"Should patients be told when the diagnosis is cancer?"

That question was asked 33 years ago by a small-town doctor in the Journal of the Indiana Medical Association. The doctor, a family practitioner named Otis R. Bowen, is now the nation's top health official, the president's appointee late last year as secretary of health and human services.

The question posed in 1953 by young Doc Bowen of Bremen, Ind., is still being asked.

It is being asked far less frequently, however. In the 1950s and '60s, doctors either didn't tell patients "it's cancer" or painted a deceptively rosy picture between 70 and 90 percent of the time, according to the Journal of Medical Ethics. In the '50s, a diagnosis of cancer was, rightly or wrongly, regarded by patients as a death sentence. The very word "cancer" aroused both fear and, strangely, shame.

Families supplying obituary notices to newspapers would commonly beg, "Don't say it was cancer," and friends, speaking of a person who was ill, would furtively whisper, "It's cancer."

Today cancer is greeted no more cheerfully than it was in the 1950s. But it is usually met openly, and it is met in the knowledge that there are aggressive treatments that often work, or at least provide some "good years."

By the late 1970s and since, according to surveys, more than 90 percent of physicians -- a 1979 survey indicated 98 percent -- "always" or "usually" make full disclosure, though many say they make it only to patients who want it.

Most patients today do. Not all. And families often intervene.

In the current edition of the journal Ca, an American Cancer Society publication ("Ca" is the medical abbreviation for cancer), Drs. Bettina Schoene-Seifert and James Childress tell of "Mr. X, 54."

Mr. X had a mass on his thyroid gland, and obvious hoarseness. Surgery revealed a cancer that could be only partly removed. The doctors also suspected that the cancer had spread to his lungs. Three weeks later, tests indeed showed spread to lungs and bones.

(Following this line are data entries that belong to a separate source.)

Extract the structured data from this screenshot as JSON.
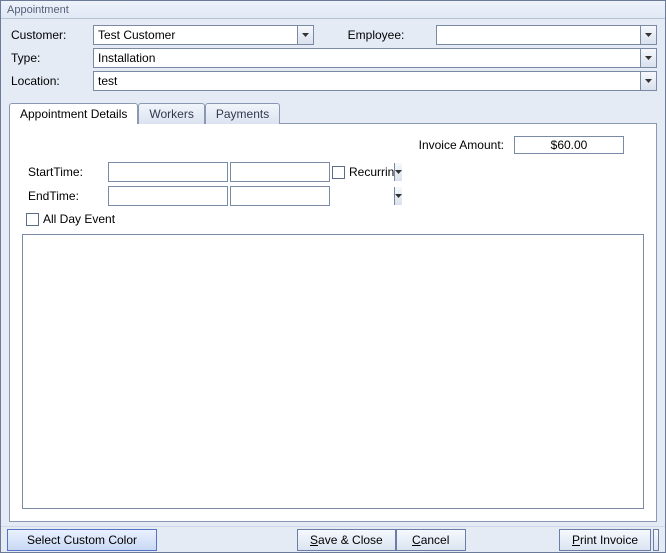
{
  "window": {
    "title": "Appointment"
  },
  "header": {
    "customer_label": "Customer:",
    "customer_value": "Test Customer",
    "employee_label": "Employee:",
    "employee_value": "",
    "type_label": "Type:",
    "type_value": "Installation",
    "location_label": "Location:",
    "location_value": "test"
  },
  "tabs": {
    "details": "Appointment Details",
    "workers": "Workers",
    "payments": "Payments"
  },
  "details": {
    "invoice_label": "Invoice Amount:",
    "invoice_value": "$60.00",
    "starttime_label": "StartTime:",
    "starttime_date": "",
    "starttime_time": "",
    "endtime_label": "EndTime:",
    "endtime_date": "",
    "endtime_time": "",
    "recurring_label": "Recurring",
    "allday_label": "All Day Event",
    "notes": ""
  },
  "footer": {
    "select_color": "Select Custom Color",
    "save_close_pre": "S",
    "save_close_post": "ave & Close",
    "cancel_pre": "C",
    "cancel_post": "ancel",
    "print_pre": "P",
    "print_post": "rint Invoice"
  }
}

Told before surgery there was "a probability of malignant cell transformation," he was told afterward that "the tumor had been successfully removed. The possibility of spread was not mentioned."

His doctor did tell his wife, son and daughter-in-law the "extremely bleak diagnosis" and prospects. "The family decided to conceal the facts , and the treating physician accepted their decision. Mr. X was told only that he needed 'preventive' treatment. He consented to chemotherapy and radiation.

"When he later developed dyspnea difficult breathing , it was explained as 'post-operative swelling' . . . The true nature of his subsequent back pain caused by the cancer in his bones was never discussed with him, and he never expressed any concern . . ."

He complained that his recovery was too slow, however. During periodic discharges from the hospital, he kept working -- against medical advice -- "until he exhausted himself."

"In the hospital, his complaints and harsh criticism of the nurses generated hostility, causing them to avoid him whenever possible. Mr. X was never offered a chance to talk about his impending death, since, until the very end, everyone pretended that he would recover."

Perhaps Mr. X wanted it this way. We don't know. But he and his family -- and his care-givers, too -- were denied a chance to share his last days in some sort of open and perhaps emotionally more healing way.

Authors Schone-Seifert (until recently at Georgetown University's Center for Bioethics) and Childress (a PhD professor of religious studies and medical education at the University of Virginia) conclude that today:

"Respect for persons . . . means competent patients have the right to know and decide" what they should be told.

Mr. X's consent to chemotherapy and radiation was invalid "because he was misinformed about the diagnosis and prognosis and thus about the limited benefits he could actually expect."

"The family's consent was not sufficient; indeed, the family had no right to make the decision for Mr. X, since he was competent to exercise his own rights to know and had not delegated the rights to anyone else."

At the same time, the authors add, "we do not deny the patient's right to decline to know or to decide."

The situation is not always clear-cut. We may cut off a doctor by gesture or attitude rather than words. We may not be emotionally ready to hear all the facts in one swoop. Doctors still must use judgment.

Bowen's "personal opinion" back in 1953? "The patient should be told honestly but cautiously all that the physician has discovered." "Perhaps," he added, exceptions should be made for those either mentally unfit, too young to understand or on record as never wanting to be told they had cancer -- and some very old persons with slow-growing tumors that would not kill them before some other ailment.

The family, he decided after conducting his own survey, "should first be consulted about the patient and who should tell the patient," and "plenty of time should be taken to explain to the family why the patient should be informed."

"If the cancer is incurable but can be improved," he wrote, "then the patient should understand" the reason for treatment and why any relief may be temporary. "Then as the patient continues to get worse, he will understand why . . . and not bear hard feelings toward the doctor, the family or friends who would ordinarily keep telling him that he is doing fine . . .

"The patient will get less depressed, will not lose confidence in those whom he has always trusted, and will not flit from doctor to doctor and hospital to hospital and very often from 'quack to quack,' spending more and more money for less and less and gathering more ill will along the way."